1) What do you do?
I serve as the Executive Director of an organization called the West Philadelphia Alliance for Children (WePAC) which focuses on early childhood literacy in urban neighborhoods by re-opening formerly closed libraries in elementary schools and staffing them with skilled volunteers, donated resources and reading enrichment programs. We operate 12 libraries in some of the poorest communities in Philadelphia.
2) Tell me about your latest work or project in media literacy.
We’re about to open our 13th children’s library in January expanding the work we do to reach some 5,000 children each week. The biggest challenge has been to weed out the outdated collections that exist in these shuttered libraries and provide relevant material to these underserved kids.

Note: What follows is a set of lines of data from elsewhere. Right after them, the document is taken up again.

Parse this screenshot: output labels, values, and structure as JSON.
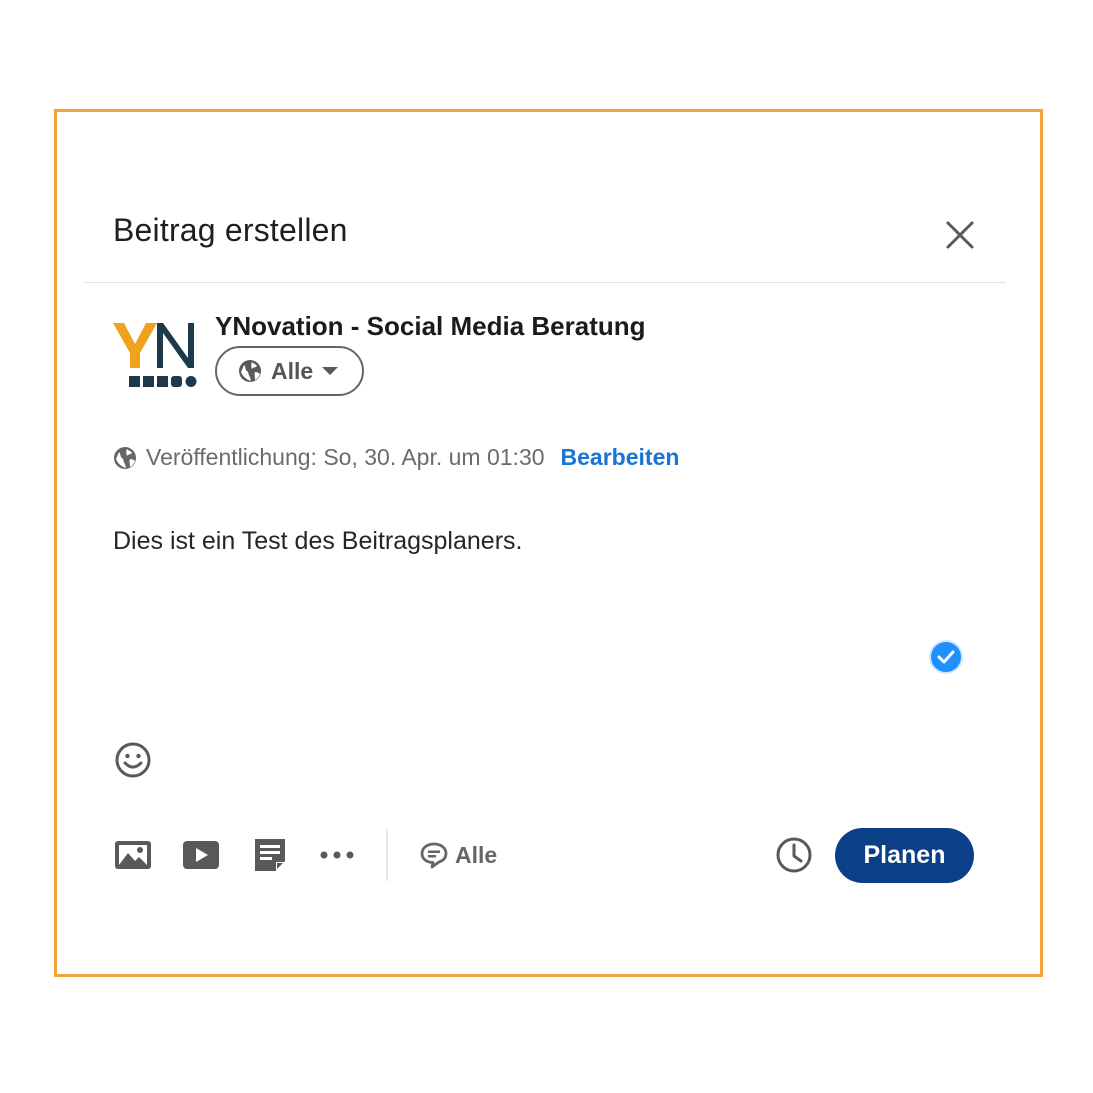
{
  "dialog": {
    "title": "Beitrag erstellen"
  },
  "author": {
    "name": "YNovation - Social Media Beratung",
    "logo_text": "YN",
    "audience_label": "Alle"
  },
  "schedule": {
    "text": "Veröffentlichung: So, 30. Apr. um 01:30",
    "edit_label": "Bearbeiten"
  },
  "post": {
    "text": "Dies ist ein Test des Beitragsplaners."
  },
  "toolbar": {
    "comment_audience_label": "Alle",
    "plan_label": "Planen"
  },
  "icons": {
    "close": "close-icon",
    "globe": "globe-icon",
    "caret": "caret-down-icon",
    "check": "check-badge-icon",
    "emoji": "emoji-icon",
    "photo": "photo-icon",
    "video": "video-icon",
    "document": "document-icon",
    "more": "more-icon",
    "comment": "comment-icon",
    "clock": "clock-icon"
  },
  "colors": {
    "frame_border": "#f3a43a",
    "primary_button": "#0b3f88",
    "link": "#1a73d6",
    "check_badge": "#1e90ff",
    "logo_orange": "#f0a21f",
    "logo_navy": "#1d3a4a"
  }
}
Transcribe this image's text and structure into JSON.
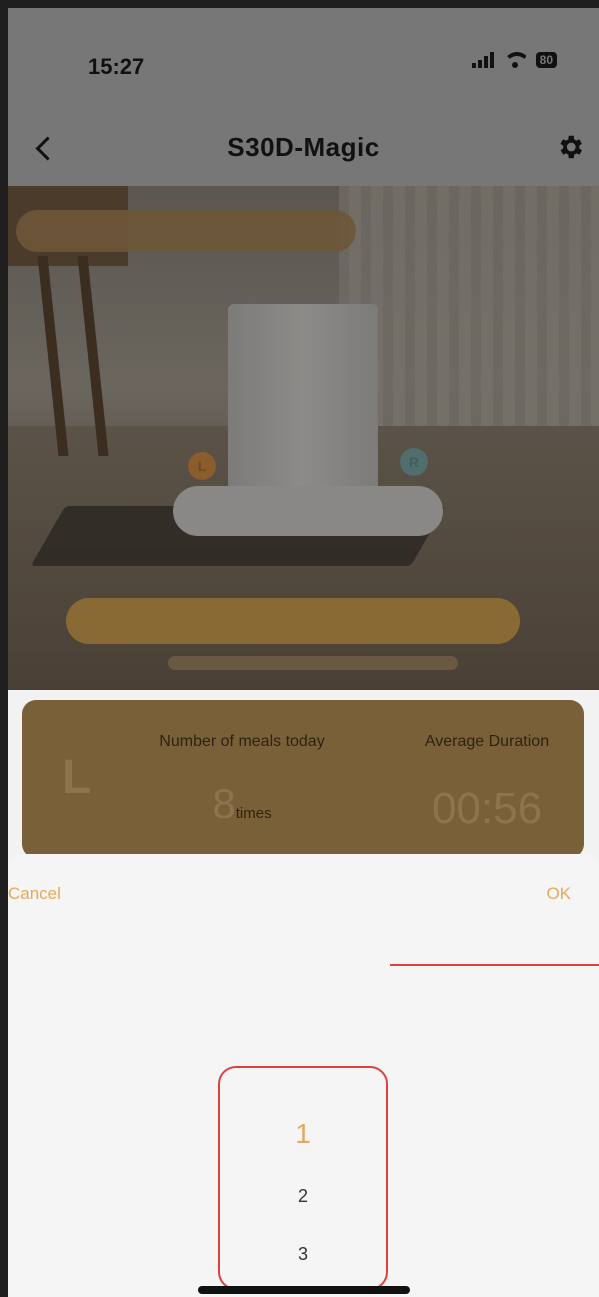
{
  "status_bar": {
    "time": "15:27",
    "battery": "80"
  },
  "header": {
    "title": "S30D-Magic"
  },
  "hero": {
    "left_bowl_badge": "L",
    "right_bowl_badge": "R"
  },
  "stats": {
    "bowl_letter": "L",
    "meals_label": "Number of meals today",
    "meals_value": "8",
    "meals_unit": "times",
    "duration_label": "Average Duration",
    "duration_value": "00:56"
  },
  "sheet": {
    "cancel_label": "Cancel",
    "ok_label": "OK",
    "options": [
      "1",
      "2",
      "3"
    ],
    "selected": "1"
  },
  "colors": {
    "accent": "#e6a95a",
    "highlight": "#e04040"
  }
}
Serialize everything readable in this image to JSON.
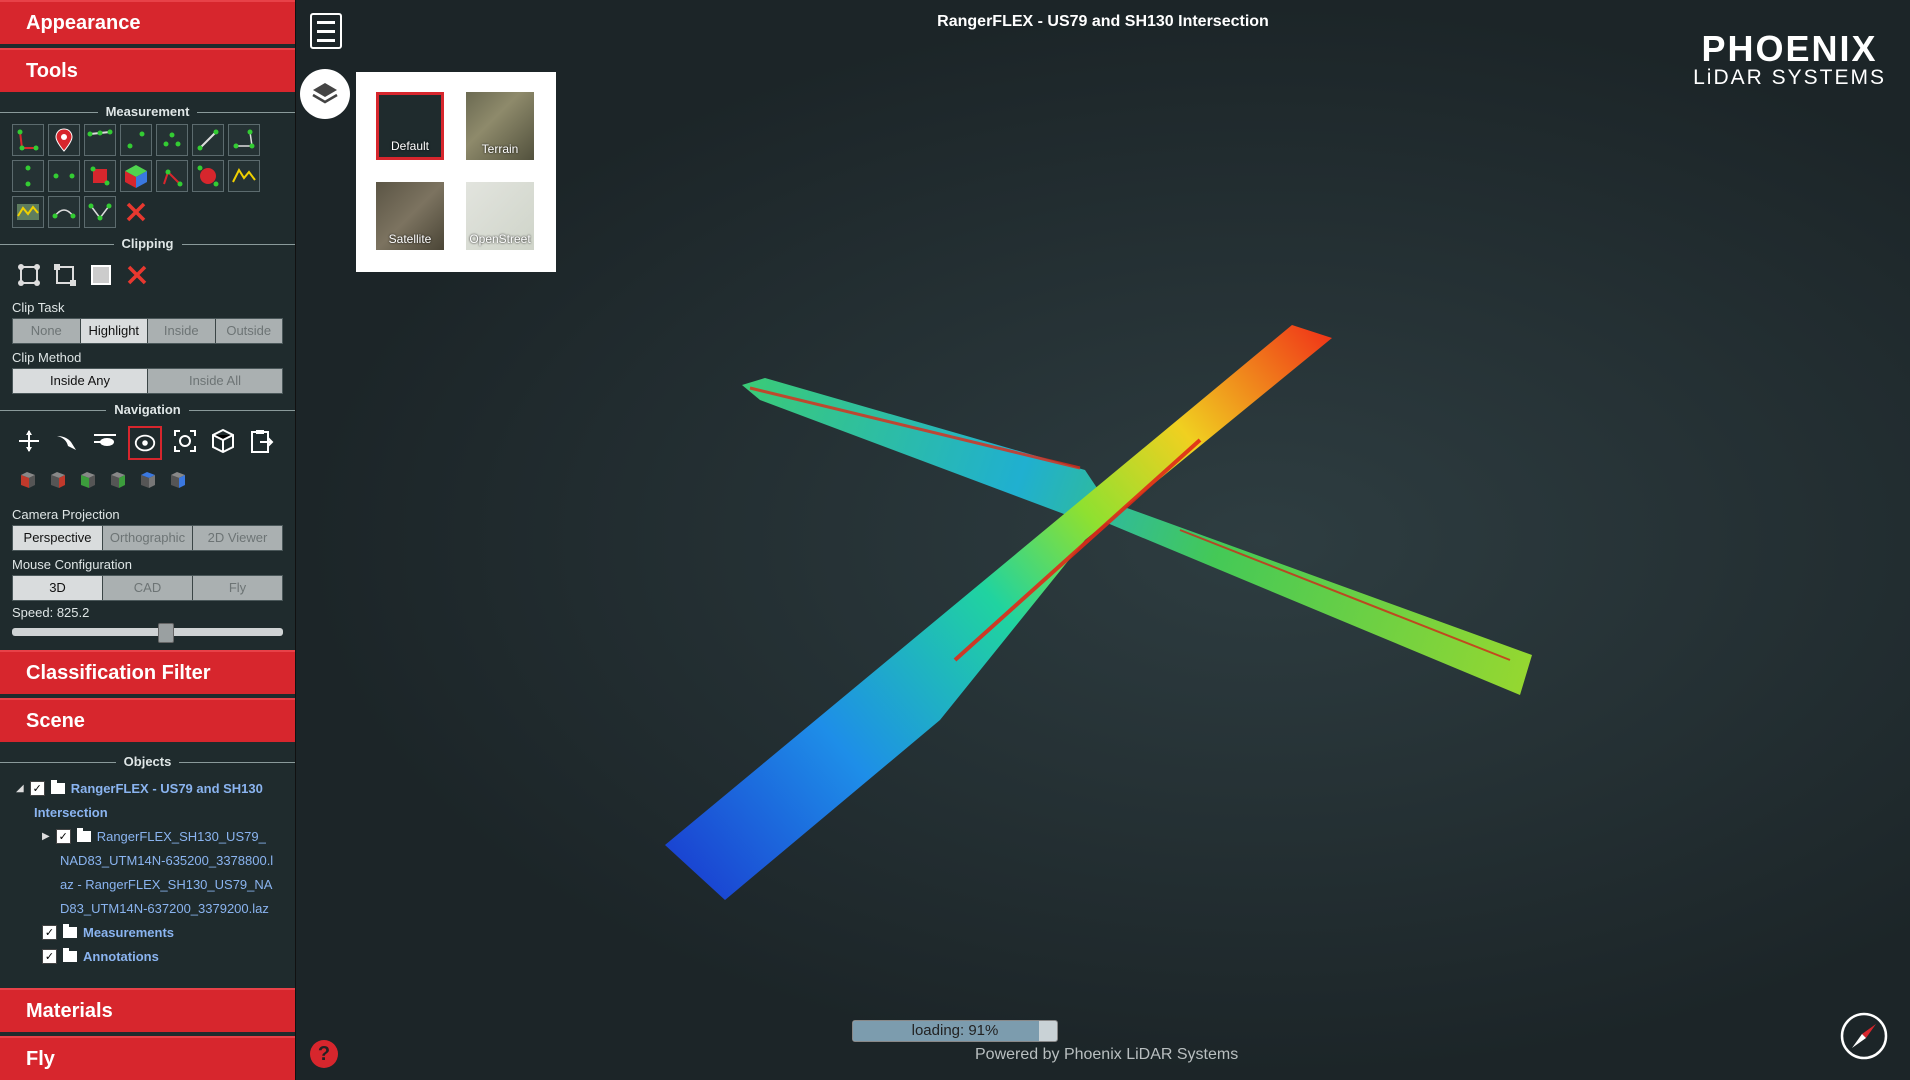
{
  "sidebar": {
    "headers": {
      "appearance": "Appearance",
      "tools": "Tools",
      "classification": "Classification Filter",
      "scene": "Scene",
      "materials": "Materials",
      "fly": "Fly"
    },
    "sections": {
      "measurement": "Measurement",
      "clipping": "Clipping",
      "navigation": "Navigation",
      "objects": "Objects"
    },
    "clip_task": {
      "label": "Clip Task",
      "options": [
        "None",
        "Highlight",
        "Inside",
        "Outside"
      ],
      "selected": "Highlight"
    },
    "clip_method": {
      "label": "Clip Method",
      "options": [
        "Inside Any",
        "Inside All"
      ],
      "selected": "Inside Any"
    },
    "camera_projection": {
      "label": "Camera Projection",
      "options": [
        "Perspective",
        "Orthographic",
        "2D Viewer"
      ],
      "selected": "Perspective"
    },
    "mouse_config": {
      "label": "Mouse Configuration",
      "options": [
        "3D",
        "CAD",
        "Fly"
      ],
      "selected": "3D"
    },
    "speed": {
      "label": "Speed: 825.2",
      "value_fraction": 0.54
    },
    "tree": {
      "root": "RangerFLEX - US79 and SH130",
      "root_cont": "Intersection",
      "child_lines": [
        "RangerFLEX_SH130_US79_",
        "NAD83_UTM14N-635200_3378800.l",
        "az - RangerFLEX_SH130_US79_NA",
        "D83_UTM14N-637200_3379200.laz"
      ],
      "measurements": "Measurements",
      "annotations": "Annotations"
    }
  },
  "viewer": {
    "title": "RangerFLEX - US79 and SH130 Intersection",
    "logo_line1": "PHOENIX",
    "logo_line2": "LiDAR SYSTEMS",
    "basemaps": [
      {
        "label": "Default",
        "selected": true,
        "color": "#1f2b2d"
      },
      {
        "label": "Terrain",
        "selected": false,
        "color": "#6b6a52"
      },
      {
        "label": "Satellite",
        "selected": false,
        "color": "#5b5545"
      },
      {
        "label": "OpenStreet",
        "selected": false,
        "color": "#d4d6d0"
      }
    ],
    "loading_text": "loading: 91%",
    "loading_percent": 91,
    "powered": "Powered by Phoenix LiDAR Systems",
    "help": "?"
  },
  "colors": {
    "accent": "#d7262d",
    "sidebar_bg": "#1f2b2d",
    "link": "#8ab4f0"
  }
}
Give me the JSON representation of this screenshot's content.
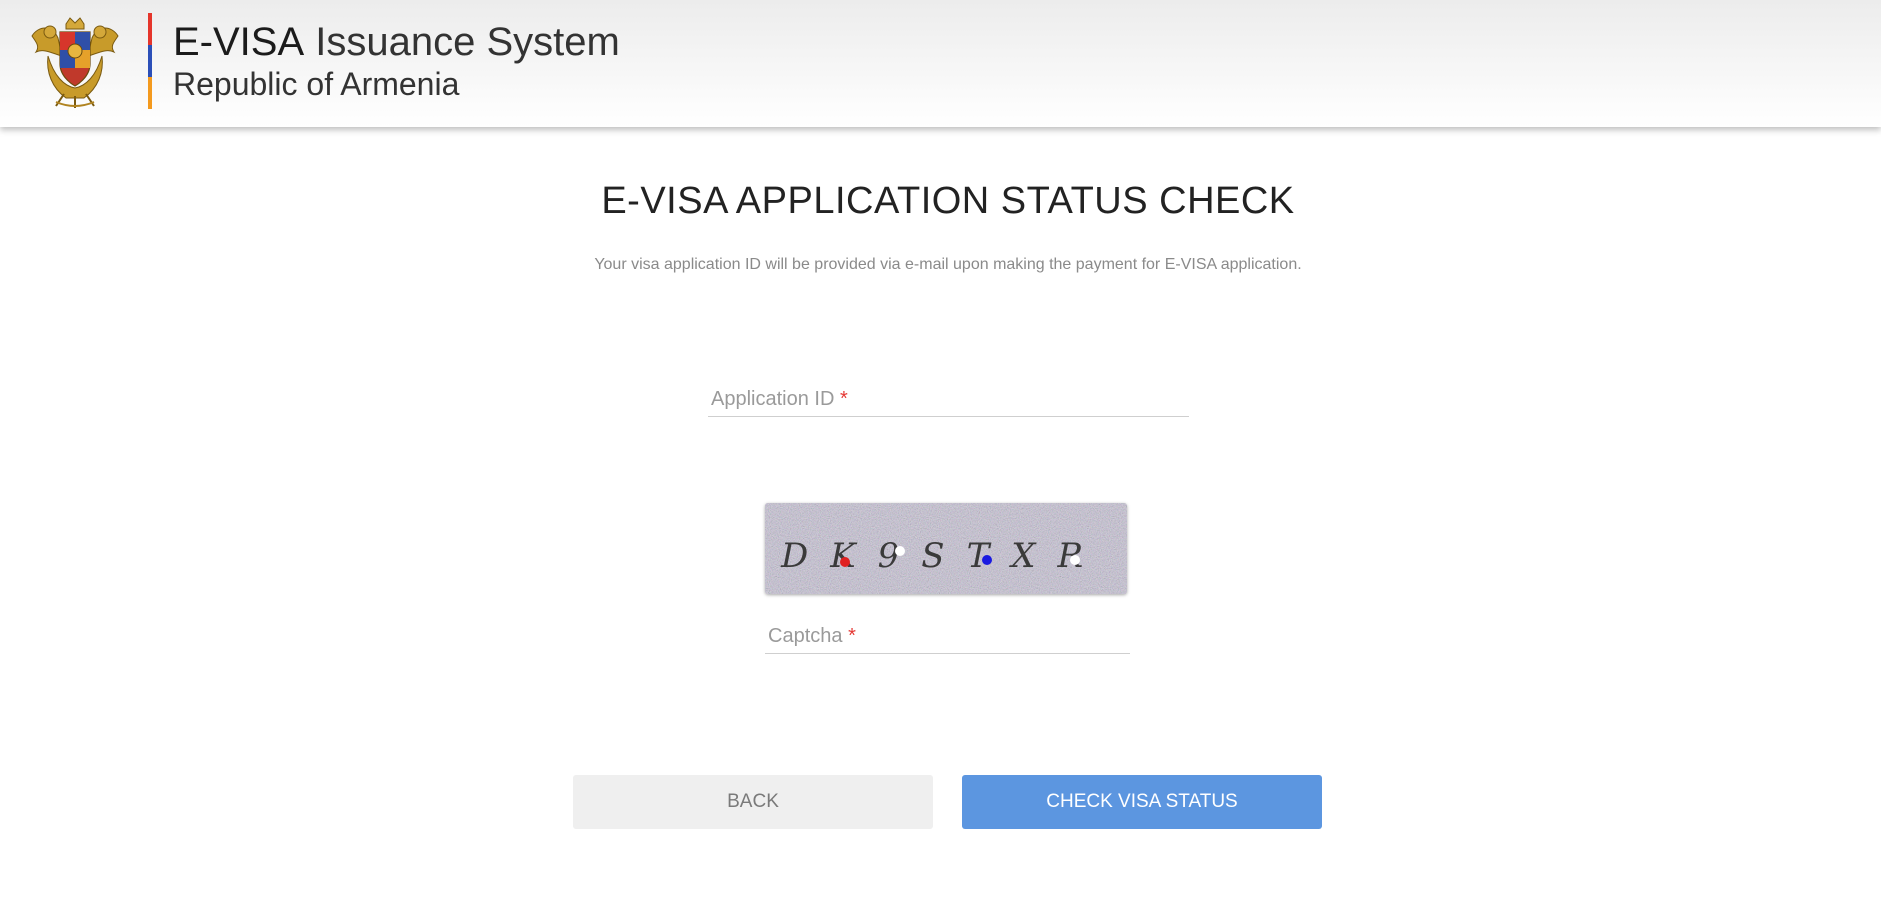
{
  "header": {
    "title_strong": "E-VISA",
    "title_rest": " Issuance System",
    "subtitle": "Republic of Armenia"
  },
  "flag_colors": [
    "#e5352b",
    "#2b4fb8",
    "#f49a1e"
  ],
  "page": {
    "title": "E-VISA APPLICATION STATUS CHECK",
    "note": "Your visa application ID will be provided via e-mail upon making the payment for E-VISA application."
  },
  "form": {
    "application_id": {
      "label": "Application ID",
      "required_mark": "*",
      "value": ""
    },
    "captcha_image_text": "DK9STXR",
    "captcha": {
      "label": "Captcha",
      "required_mark": "*",
      "value": ""
    }
  },
  "buttons": {
    "back": "BACK",
    "check": "CHECK VISA STATUS"
  }
}
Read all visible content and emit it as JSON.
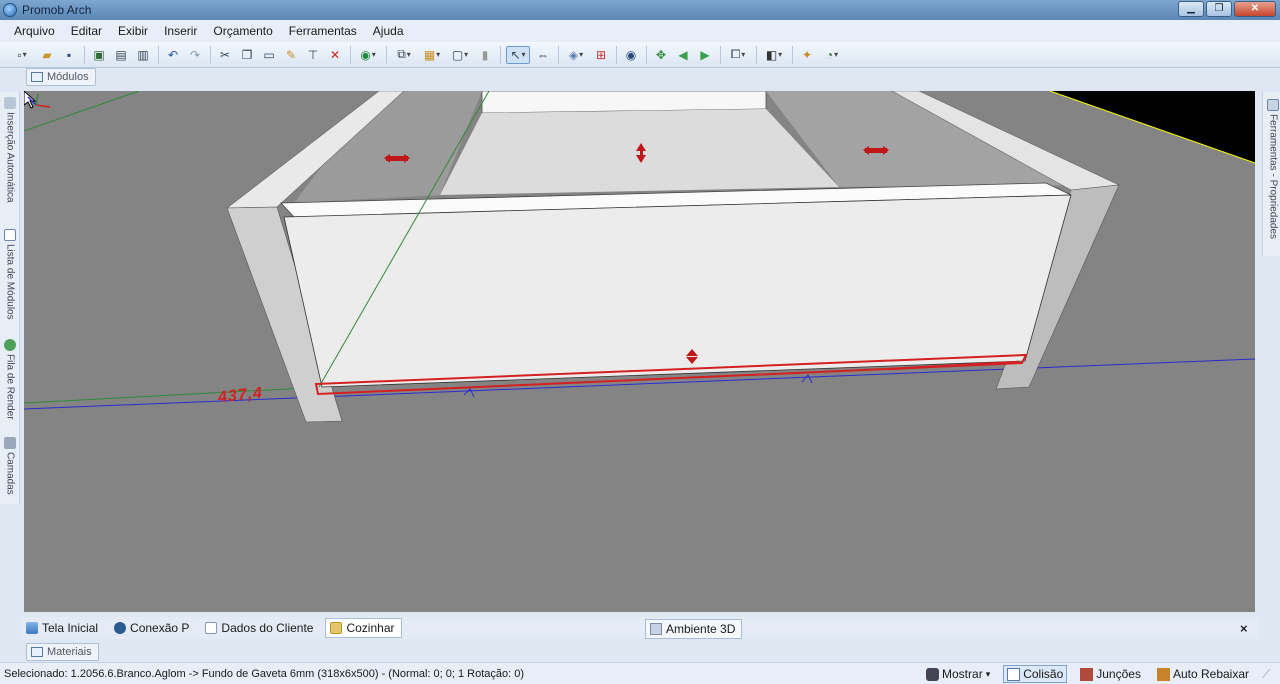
{
  "window": {
    "title": "Promob Arch",
    "minimize": "▁",
    "maximize": "❐",
    "close": "✕"
  },
  "menu": [
    "Arquivo",
    "Editar",
    "Exibir",
    "Inserir",
    "Orçamento",
    "Ferramentas",
    "Ajuda"
  ],
  "panels": {
    "modules": "Módulos",
    "materials": "Materiais",
    "left_tabs": [
      "Inserção Automática",
      "Lista de Módulos",
      "Fila de Render",
      "Camadas"
    ],
    "right_tabs": [
      "Ferramentas - Propriedades"
    ]
  },
  "viewport": {
    "dimension_label": "437,4"
  },
  "doc_tabs": [
    "Tela Inicial",
    "Conexão P",
    "Dados do Cliente",
    "Cozinhar"
  ],
  "active_doc_tab": "Cozinhar",
  "view_tab": "Ambiente 3D",
  "doc_close": "×",
  "status": {
    "selected_text": "Selecionado: 1.2056.6.Branco.Aglom -> Fundo de Gaveta 6mm (318x6x500) - (Normal: 0; 0; 1 Rotação: 0)",
    "mostrar": "Mostrar",
    "colisao": "Colisão",
    "juncoes": "Junções",
    "auto_rebaixar": "Auto Rebaixar"
  },
  "colors": {
    "viewport_bg": "#848484",
    "accent_red": "#d42020",
    "title_bar": "#5b86b5"
  }
}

3) Why is media literacy important to you?
The ability to think critically about what we read, see and hear is the first step toward understanding the world all of us are trying to navigate. The better our ability to do this (and the earliest in life we can develop this skill), the better chance we have for building better bridges of understanding among people from diverse walks of life.
4) What are you most excited about in the media literacy field?
I’m most excited about the rapid pace that media, in general, is growing and how our understanding of how literacy can determine how best to use this growth for good.
5) Why did you become a NAMLE member – what benefits do you see to membership and how will it support your work?
I believe that our ability to teach media literacy skills is one of the most important challenges before us — as an organization and as a country that is driven by media. If I can help lead us to grow in relevance and impact, I will consider my time as President successful.